→ **WHAT IS NEEDED**: Among the entries below, find all lines that include "There" and copy them.
____
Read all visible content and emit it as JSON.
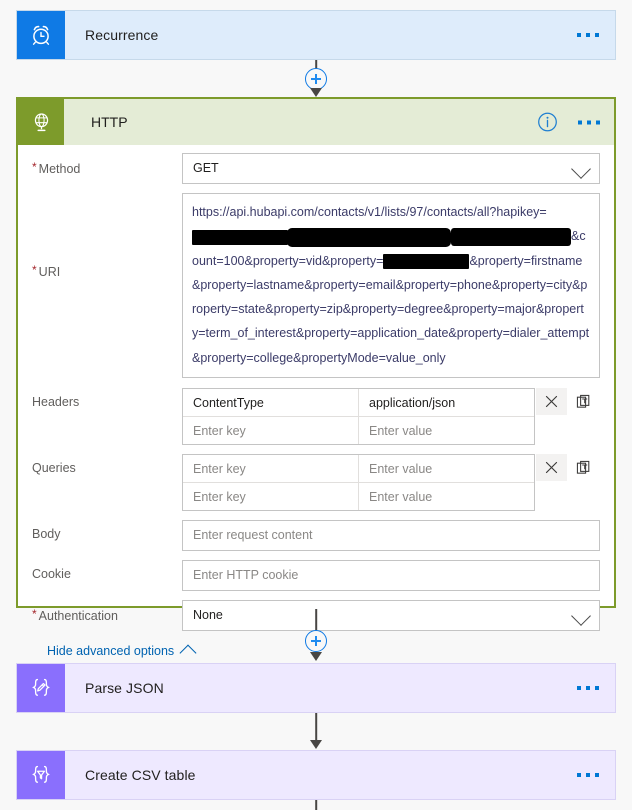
{
  "flow": {
    "steps": [
      {
        "name": "Recurrence",
        "icon": "alarm-clock-icon",
        "type": "trigger"
      },
      {
        "name": "HTTP",
        "icon": "globe-http-icon",
        "type": "action"
      },
      {
        "name": "Parse JSON",
        "icon": "braces-pencil-icon",
        "type": "action"
      },
      {
        "name": "Create CSV table",
        "icon": "braces-funnel-icon",
        "type": "action"
      }
    ]
  },
  "recurrence_card": {
    "title": "Recurrence",
    "menu_label": "..."
  },
  "http_card": {
    "title": "HTTP",
    "info_label": "i",
    "menu_label": "...",
    "fields": {
      "method": {
        "label": "Method",
        "required": true,
        "value": "GET"
      },
      "uri": {
        "label": "URI",
        "required": true,
        "text_part_1": "https://api.hubapi.com/contacts/v1/lists/97/contacts/all?hapikey=",
        "text_part_2": "&count=100&property=vid&property=",
        "text_part_3": "&property=firstname&property=lastname&property=email&property=phone&property=city&property=state&property=zip&property=degree&property=major&property=term_of_interest&property=application_date&property=dialer_attempt&property=college&propertyMode=value_only",
        "redactions": 4
      },
      "headers": {
        "label": "Headers",
        "rows": [
          {
            "key": "ContentType",
            "value": "application/json",
            "key_is_placeholder": false,
            "value_is_placeholder": false
          },
          {
            "key": "Enter key",
            "value": "Enter value",
            "key_is_placeholder": true,
            "value_is_placeholder": true
          }
        ],
        "delete_label": "×",
        "text_mode_label": "T"
      },
      "queries": {
        "label": "Queries",
        "rows": [
          {
            "key": "Enter key",
            "value": "Enter value",
            "key_is_placeholder": true,
            "value_is_placeholder": true
          },
          {
            "key": "Enter key",
            "value": "Enter value",
            "key_is_placeholder": true,
            "value_is_placeholder": true
          }
        ],
        "delete_label": "×",
        "text_mode_label": "T"
      },
      "body": {
        "label": "Body",
        "placeholder": "Enter request content",
        "value": ""
      },
      "cookie": {
        "label": "Cookie",
        "placeholder": "Enter HTTP cookie",
        "value": ""
      },
      "authentication": {
        "label": "Authentication",
        "required": true,
        "value": "None"
      }
    },
    "advanced_options_link": "Hide advanced options"
  },
  "parse_json_card": {
    "title": "Parse JSON",
    "menu_label": "..."
  },
  "create_csv_card": {
    "title": "Create CSV table",
    "menu_label": "..."
  },
  "colors": {
    "trigger_tile": "#0f7ae5",
    "trigger_bg": "#deecfb",
    "http_tile": "#7d9b2b",
    "http_header_bg": "#e4ecd6",
    "http_border": "#7d9b2b",
    "action_tile": "#8a6ffd",
    "action_bg": "#eee9ff",
    "link": "#0063b1",
    "required_asterisk": "#a4262c",
    "canvas_bg": "#f8f8f8"
  }
}
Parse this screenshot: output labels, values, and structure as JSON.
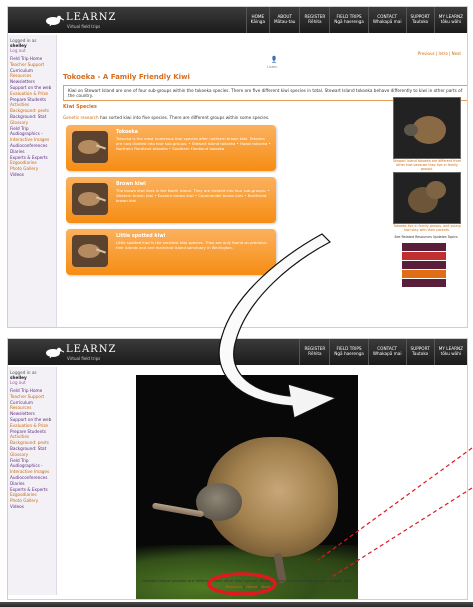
{
  "header": {
    "logo_title": "LEARNZ",
    "logo_subtitle": "Virtual field trips",
    "nav": [
      {
        "top": "HOME",
        "bottom": "Kāinga"
      },
      {
        "top": "ABOUT",
        "bottom": "Mātau-tau"
      },
      {
        "top": "REGISTER",
        "bottom": "Rēhita"
      },
      {
        "top": "FIELD TRIPS",
        "bottom": "Ngā haerenga"
      },
      {
        "top": "CONTACT",
        "bottom": "Whakapā mai"
      },
      {
        "top": "SUPPORT",
        "bottom": "Tautoko"
      },
      {
        "top": "MY LEARNZ",
        "bottom": "tōku wāhi"
      }
    ]
  },
  "header2_nav": [
    {
      "top": "REGISTER",
      "bottom": "Rēhita"
    },
    {
      "top": "FIELD TRIPS",
      "bottom": "Ngā haerenga"
    },
    {
      "top": "CONTACT",
      "bottom": "Whakapā mai"
    },
    {
      "top": "SUPPORT",
      "bottom": "Tautoko"
    },
    {
      "top": "MY LEARNZ",
      "bottom": "tōku wāhi"
    }
  ],
  "sidebar": {
    "logged_prefix": "Logged in as",
    "user": "shelley",
    "logout": "Log out",
    "items": [
      {
        "label": "Field Trip Home",
        "alt": false
      },
      {
        "label": "Teacher Support",
        "alt": true
      },
      {
        "label": "Curriculum",
        "alt": false
      },
      {
        "label": "Resources",
        "alt": true
      },
      {
        "label": "Newsletters",
        "alt": false
      },
      {
        "label": "Support on the web",
        "alt": false
      },
      {
        "label": "Evaluation & Prize",
        "alt": true
      },
      {
        "label": "Prepare Students",
        "alt": false
      },
      {
        "label": "Activities",
        "alt": true
      },
      {
        "label": "Background: pests",
        "alt": true
      },
      {
        "label": "Background: Stat",
        "alt": false
      },
      {
        "label": "Glossary",
        "alt": true
      },
      {
        "label": "Field Trip",
        "alt": false
      },
      {
        "label": "Audiographics -",
        "alt": false
      },
      {
        "label": "Interactive Images",
        "alt": true
      },
      {
        "label": "Audioconferences",
        "alt": false
      },
      {
        "label": "Diaries",
        "alt": false
      },
      {
        "label": "Experts & Experts",
        "alt": false
      },
      {
        "label": "Ezgoodiaries",
        "alt": true
      },
      {
        "label": "Photo Gallery",
        "alt": true
      },
      {
        "label": "Videos",
        "alt": false
      }
    ]
  },
  "main": {
    "breadcrumb_right": "Previous | Intro | Next",
    "speaker_label": "Listen",
    "title": "Tokoeka - A Family Friendly Kiwi",
    "intro": "Kiwi on Stewart Island are one of four sub-groups within the tokoeka species. There are five different kiwi species in total. Stewart Island tokoeka behave differently to kiwi in other parts of the country.",
    "section_heading": "Kiwi Species",
    "research_link": "Genetic research",
    "research_text": " has sorted kiwi into five species. There are different groups within some species.",
    "cards": [
      {
        "title": "Tokoeka",
        "body": "Tokoeka is the most numerous kiwi species after northern brown kiwi. Tokoeka are now divided into four sub-groups: • Stewart Island tokoeka • Haast tokoeka • Northern Fiordland tokoeka • Southern Fiordland tokoeka"
      },
      {
        "title": "Brown kiwi",
        "body": "The brown kiwi lives in the North Island. They are divided into four sub-groups: • Western brown kiwi • Eastern brown kiwi • Coromandel brown kiwi • Northland brown kiwi"
      },
      {
        "title": "Little spotted kiwi",
        "body": "Little spotted kiwi is the smallest kiwi species. They are only found on predator-free islands and one mainland island sanctuary in Wellington."
      }
    ],
    "photo_caption_1": "Stewart Island tokoeka are different from other kiwi because they live in family groups.",
    "photo_caption_2": "Tokoeka live in family groups, and young kiwi stay with their parents.",
    "stack_label": "See Related Resources Updates Topics"
  },
  "viewer": {
    "caption": "Stewart Island tokoeka are different from other kiwi species because they live in family groups. Image: DOC.",
    "prev": "Previous",
    "sep1": " | ",
    "home": "Home",
    "sep2": " | ",
    "next": "Next"
  },
  "colors": {
    "accent_orange": "#f68d14",
    "annotation_red": "#e0191f",
    "nav_dark": "#1b1b1b"
  }
}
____
→ **FINAL ANSWER**:
    "intro": "Kiwi on Stewart Island are one of four sub-groups within the tokoeka species. There are five different kiwi species in total. Stewart Island tokoeka behave differently to kiwi in other parts of the country.",
    "research_text": " has sorted kiwi into five species. There are different groups within some species.",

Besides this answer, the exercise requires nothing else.